What you need to do> Below are the records; copy every line in them that holds the string "DisplayLinkDriver".
━━━ Available records
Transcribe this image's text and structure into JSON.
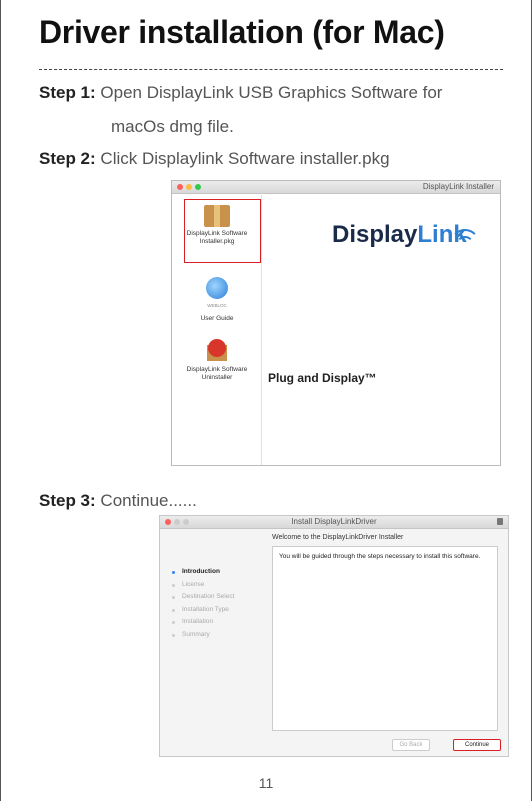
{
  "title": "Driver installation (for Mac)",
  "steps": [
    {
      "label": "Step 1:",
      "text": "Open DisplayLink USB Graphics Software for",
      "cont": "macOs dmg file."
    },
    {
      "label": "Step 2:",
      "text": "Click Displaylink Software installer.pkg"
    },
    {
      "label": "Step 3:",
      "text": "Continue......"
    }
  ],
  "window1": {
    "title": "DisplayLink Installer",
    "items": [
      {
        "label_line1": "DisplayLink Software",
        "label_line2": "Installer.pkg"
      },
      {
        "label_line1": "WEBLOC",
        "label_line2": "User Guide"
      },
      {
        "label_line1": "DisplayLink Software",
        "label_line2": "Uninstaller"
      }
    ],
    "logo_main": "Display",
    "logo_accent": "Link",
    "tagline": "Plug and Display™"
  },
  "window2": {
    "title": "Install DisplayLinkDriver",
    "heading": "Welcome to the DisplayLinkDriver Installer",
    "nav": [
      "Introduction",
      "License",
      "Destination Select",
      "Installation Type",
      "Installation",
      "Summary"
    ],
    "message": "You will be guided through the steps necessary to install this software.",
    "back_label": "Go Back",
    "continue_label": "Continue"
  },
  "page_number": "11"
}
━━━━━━
Result of this task>
    "title": "Install DisplayLinkDriver",
    "heading": "Welcome to the DisplayLinkDriver Installer",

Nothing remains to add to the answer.